What do I do here, anyway? Besides answering questions, and do, please ask; if I don’t know an answer, we will find out together. A library director includes many duties covering all areas of the library and library business, much of which involves writing. This month is no different. Today I am working on this column, a few press releases on programs and new stuff you might want to know about, updating policy, and a couple of grants that, should RDL get them, will assist with programming and enhance the collection, and finally, writing thank you notes to folks who have generously donated their time, stuff, or hard-earned dollars to the library. Later this week, I work on, with the assistance of many of the librarians here and at the Wisconsin Valley Library System, a State of Wisconsin Report which gives them a snapshot of how Rhinelander District Library is serving the community—but just a snapshot. It’s never a complete picture. However, if the preliminary numbers are correct, your library has been very busy this year.
What do I do all day? Well, I wish I could say it was read, but I can’t get through a beloved book, let alone get caught up on all the professional information that comes at me daily so Rhinelander can be the best library for the community. A short answer is in addition to paperwork, I attend meetings, help folks find what they want and need here and online, answer questions from everyone, meet with people, and go through stacks of materials to see if they are still being used and should still be on the library shelves. This morning I checked in on someone, got a hug, and picked up the paper before the library opened, in addition to the items I just listed, and preparing for the Library Board of Trustees meeting this afternoon.
Other days, other situations. Everyday a new challenge. Sometimes technology doesn’t work well or someone gets ill and I’m calling for help or working at the front desk, ordering requested materials, or honing the collection from the shelves. It’s all in a day’s work for many of us here at your library.
Did I actually have to go to school to get this job? Well, yes. I am a proud University of Wisconsin—Madison graduate.

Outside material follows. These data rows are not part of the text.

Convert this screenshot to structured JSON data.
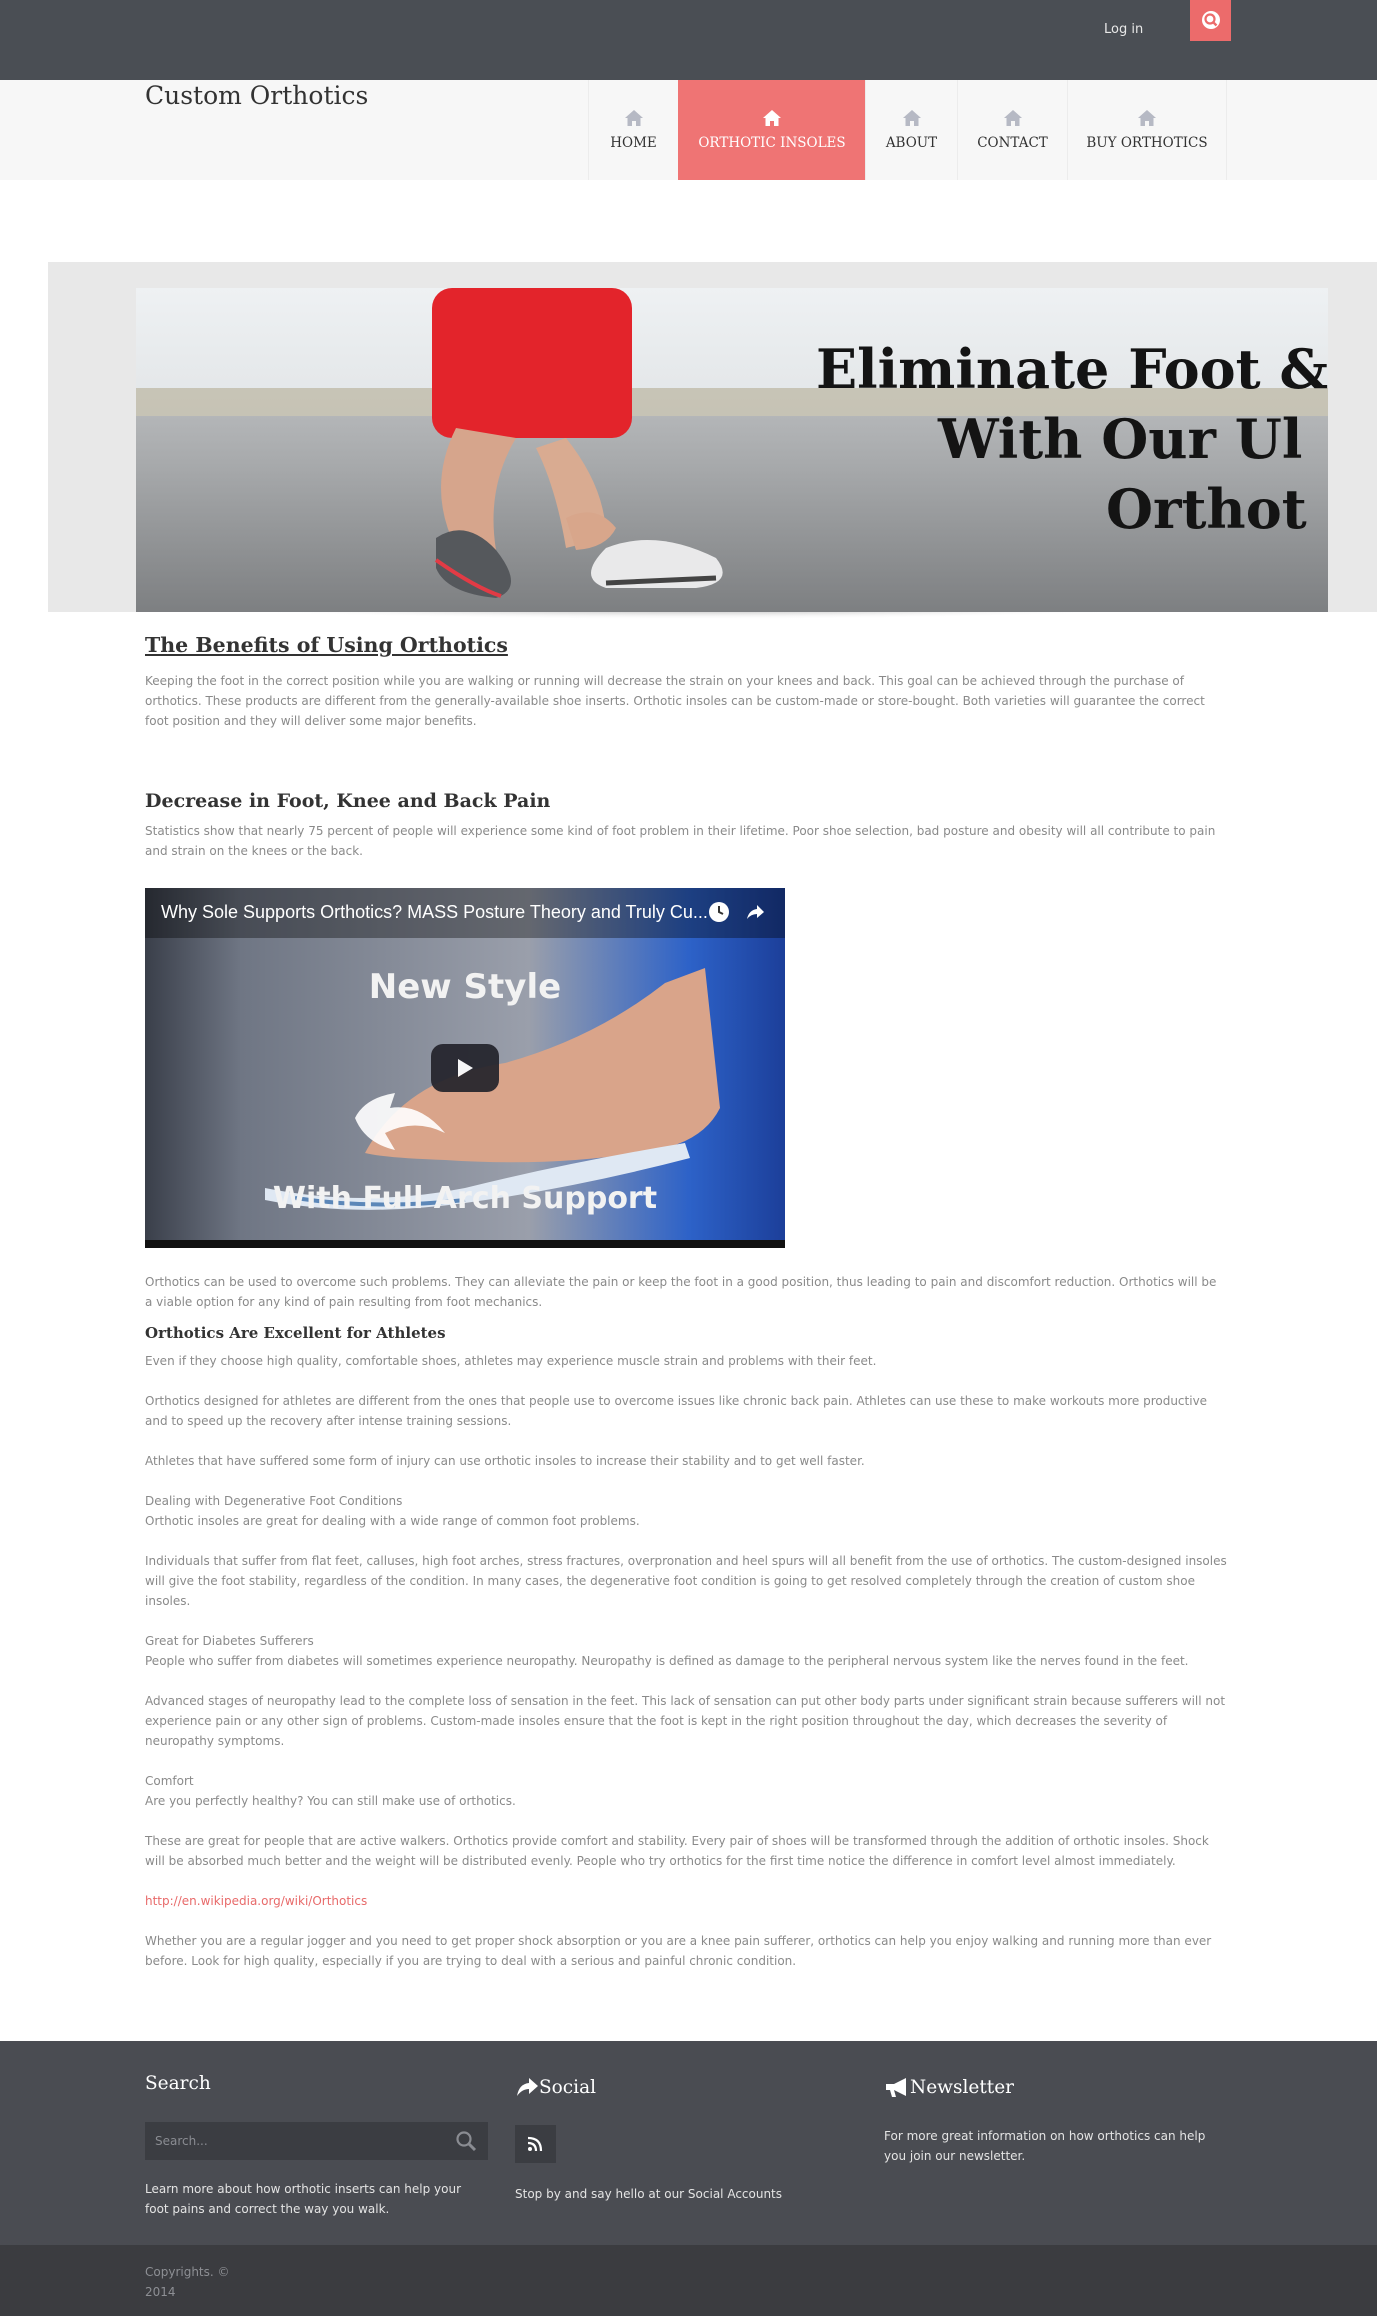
{
  "topbar": {
    "login": "Log in"
  },
  "header": {
    "logo": "Custom Orthotics",
    "nav": [
      {
        "label": "HOME",
        "icon": "home-icon"
      },
      {
        "label": "ORTHOTIC INSOLES",
        "icon": "home-icon",
        "active": true
      },
      {
        "label": "ABOUT",
        "icon": "home-icon"
      },
      {
        "label": "CONTACT",
        "icon": "home-icon"
      },
      {
        "label": "BUY ORTHOTICS",
        "icon": "home-icon"
      }
    ]
  },
  "hero": {
    "banner_line1": "Eliminate Foot &",
    "banner_line2": "With Our Ul",
    "banner_line3": "Orthot"
  },
  "content": {
    "title": "The Benefits of Using Orthotics",
    "intro": "Keeping the foot in the correct position while you are walking or running will decrease the strain on your knees and back. This goal can be achieved through the purchase of orthotics. These products are different from the generally-available shoe inserts. Orthotic insoles can be custom-made or store-bought. Both varieties will guarantee the correct foot position and they will deliver some major benefits.",
    "h2": "Decrease in Foot, Knee and Back Pain",
    "p_stats": "Statistics show that nearly 75 percent of people will experience some kind of foot problem in their lifetime. Poor shoe selection, bad posture and obesity will all contribute to pain and strain on the knees or the back.",
    "video": {
      "title": "Why Sole Supports Orthotics? MASS Posture Theory and Truly Cu...",
      "caption_top": "New Style",
      "caption_bottom": "With Full Arch Support"
    },
    "p_overcome": "Orthotics can be used to overcome such problems. They can alleviate the pain or keep the foot in a good position, thus leading to pain and discomfort reduction. Orthotics will be a viable option for any kind of pain resulting from foot mechanics.",
    "h3_athletes": "Orthotics Are Excellent for Athletes",
    "p_athletes1": "Even if they choose high quality, comfortable shoes, athletes may experience muscle strain and problems with their feet.",
    "p_athletes2": "Orthotics designed for athletes are different from the ones that people use to overcome issues like chronic back pain. Athletes can use these to make workouts more productive and to speed up the recovery after intense training sessions.",
    "p_athletes3": "Athletes that have suffered some form of injury can use orthotic insoles to increase their stability and to get well faster.",
    "sub_degenerative": "Dealing with Degenerative Foot Conditions",
    "p_degenerative1": "Orthotic insoles are great for dealing with a wide range of common foot problems.",
    "p_degenerative2": "Individuals that suffer from flat feet, calluses, high foot arches, stress fractures, overpronation and heel spurs will all benefit from the use of orthotics. The custom-designed insoles will give the foot stability, regardless of the condition. In many cases, the degenerative foot condition is going to get resolved completely through the creation of custom shoe insoles.",
    "sub_diabetes": "Great for Diabetes Sufferers",
    "p_diabetes1": "People who suffer from diabetes will sometimes experience neuropathy. Neuropathy is defined as damage to the peripheral nervous system like the nerves found in the feet.",
    "p_diabetes2": "Advanced stages of neuropathy lead to the complete loss of sensation in the feet. This lack of sensation can put other body parts under significant strain because sufferers will not experience pain or any other sign of problems. Custom-made insoles ensure that the foot is kept in the right position throughout the day, which decreases the severity of neuropathy symptoms.",
    "sub_comfort": "Comfort",
    "p_comfort1": "Are you perfectly healthy? You can still make use of orthotics.",
    "p_comfort2": "These are great for people that are active walkers. Orthotics provide comfort and stability. Every pair of shoes will be transformed through the addition of orthotic insoles. Shock will be absorbed much better and the weight will be distributed evenly. People who try orthotics for the first time notice the difference in comfort level almost immediately.",
    "wiki_link": "http://en.wikipedia.org/wiki/Orthotics",
    "p_final": "Whether you are a regular jogger and you need to get proper shock absorption or you are a knee pain sufferer, orthotics can help you enjoy walking and running more than ever before. Look for high quality, especially if you are trying to deal with a serious and painful chronic condition."
  },
  "footer": {
    "search_title": "Search",
    "search_placeholder": "Search...",
    "search_text": "Learn more about how orthotic inserts can help your foot pains and correct the way you walk.",
    "social_title": "Social",
    "social_text": "Stop by and say hello at our Social Accounts",
    "newsletter_title": "Newsletter",
    "newsletter_text": "For more great information on how orthotics can help you join our newsletter.",
    "copyright": "Copyrights. © 2014"
  },
  "colors": {
    "accent": "#ef7474",
    "topbar": "#4a4e54",
    "footer": "#4a4c52",
    "bottombar": "#3b3c40"
  }
}
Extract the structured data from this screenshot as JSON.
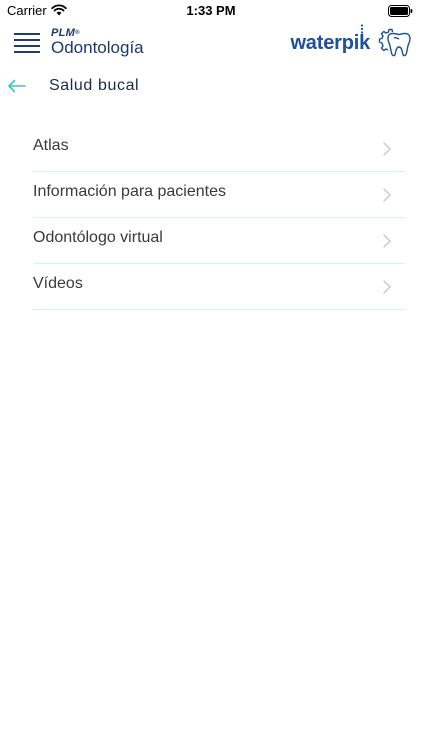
{
  "status_bar": {
    "carrier": "Carrier",
    "time": "1:33 PM"
  },
  "header": {
    "brand_top": "PLM",
    "brand_registered": "®",
    "brand_name": "Odontología",
    "partner_logo": "waterpik",
    "menu_icon": "hamburger-menu-icon",
    "partner_icon": "tooth-gear-icon"
  },
  "section": {
    "title": "Salud bucal",
    "back_icon": "back-arrow-icon"
  },
  "menu": {
    "items": [
      {
        "label": "Atlas"
      },
      {
        "label": "Información para pacientes"
      },
      {
        "label": "Odontólogo virtual"
      },
      {
        "label": "Vídeos"
      }
    ]
  },
  "colors": {
    "brand_navy": "#1b3a6b",
    "waterpik_blue": "#1c4f9c",
    "accent_teal": "#3bc4c9",
    "divider": "#d8f0ef",
    "chevron": "#c8c8c8"
  }
}
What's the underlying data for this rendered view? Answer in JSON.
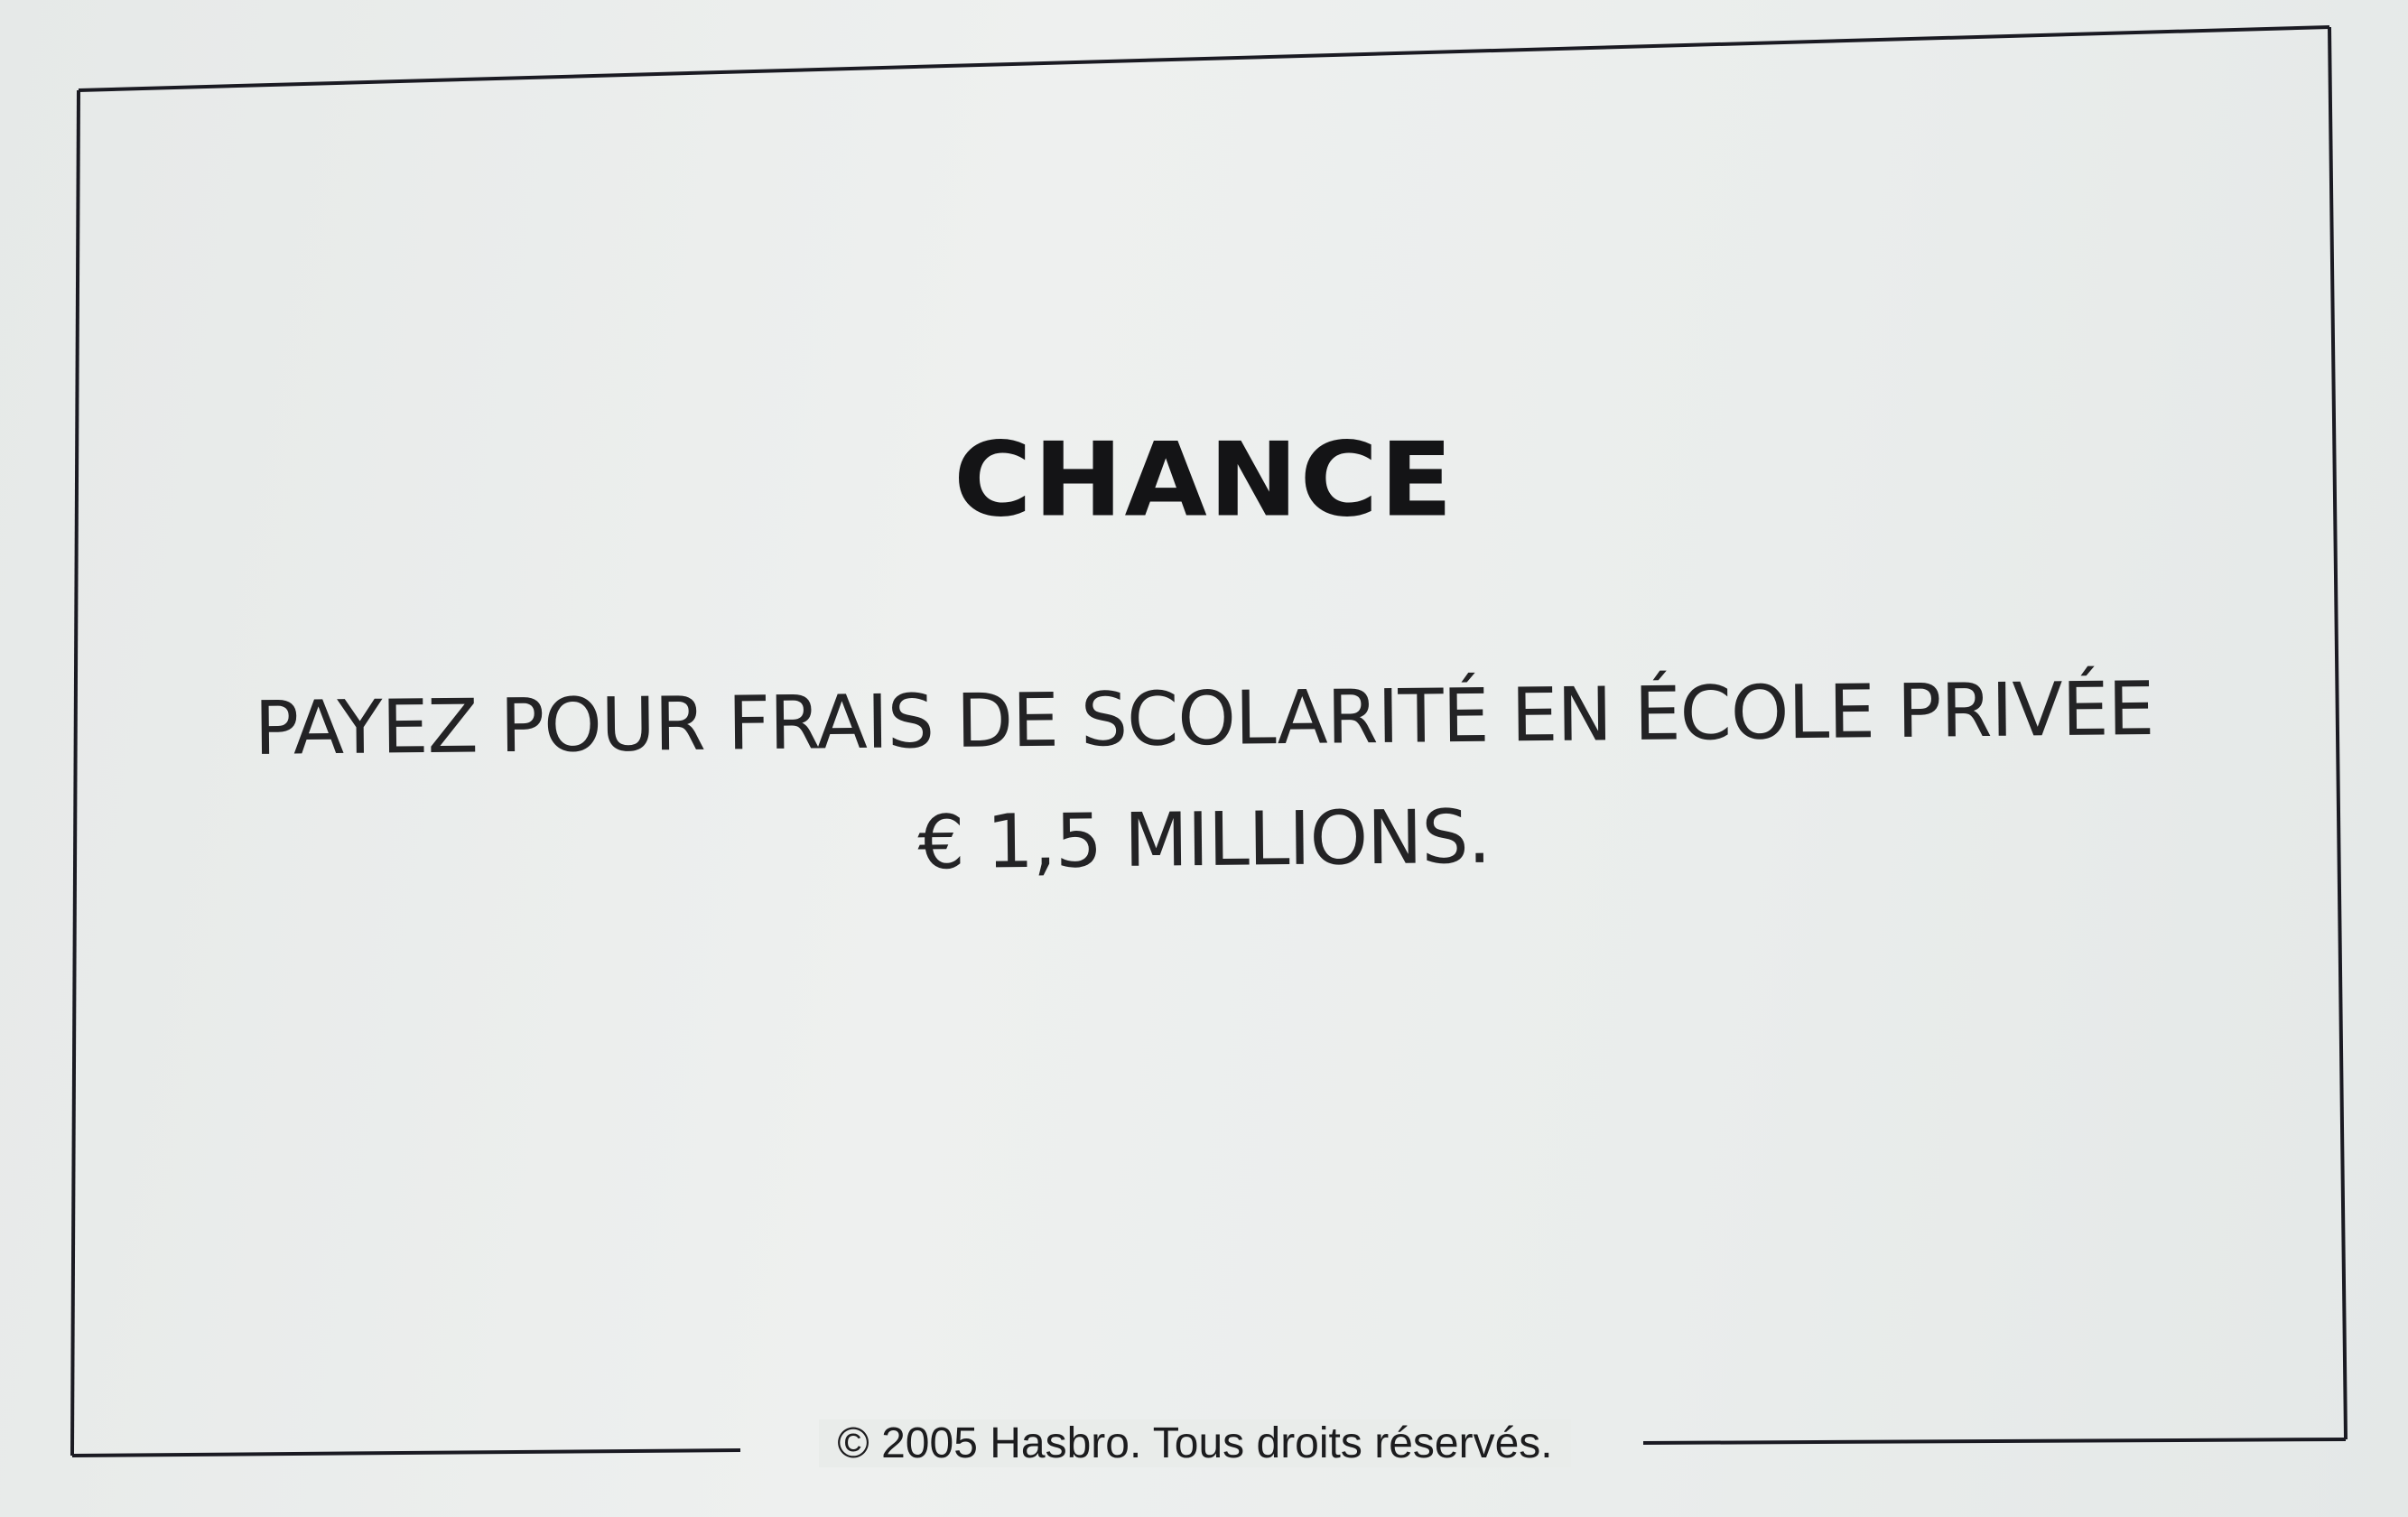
{
  "card": {
    "title": "CHANCE",
    "instruction_line_1": "PAYEZ POUR FRAIS DE SCOLARITÉ EN ÉCOLE PRIVÉE",
    "instruction_line_2": "€ 1,5 MILLIONS.",
    "copyright": "© 2005 Hasbro. Tous droits réservés."
  },
  "colors": {
    "background": "#e9ecea",
    "ink": "#141416",
    "border": "#1a1a22"
  }
}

For the population Rhinelander District Library serves, and the size of the library, I must have a master’s degree in this field. And there are several of us who received master’s degrees and quite specific training on library law, business, materials selection, care and preservation of historic materials, cataloging, literacy education and programming for all ages, child development, technology, researching and answering questions, along with so much else that ensures this library runs well. And education is continued all year, every year, online and in person, all to make sure you get the best possible library with the most up-to-date educated, well-trained people helping you here.
And that last question, the one about making someone quiet. The library has a policy for that. It requires those who come in the building not disrupt others. But this building, the hum of the lights, the computers, the “whisper zones” which in a hundred-year-old building make conversations carry—is not and cannot be quiet. If someone disturbs or disrupts you here, please politely say something to them or to one of the library staff so we may say something. Please don’t get angry. The Rhinelander District Library is a living community building. According to the rough statistics, there is much going on here, chess games, studying, genealogical research, all kinds of questions, tours given to new cardholders, and technology and study assistance to name a few—all told about 500 people (average) in your library daily. So all the noise—that lack of quiet—is the sound of your community growing, learning, playing—if you haven’t heard it lately, perhaps it’s time to stop by, take a tour, pick up a few tax forms, a book, a movie, ask a question or learn about your personal tech or the tech and tech resources at your library. We’re here six days a week and are always happy to see you. And then you can see what all the noise is really about!
The Rhinelander District Library is open Monday–Saturday, at 106 N. Stevens St. To contact Director Virginia Roberts, call 715-365-1070 or email director@RhinelanderLibrary.org.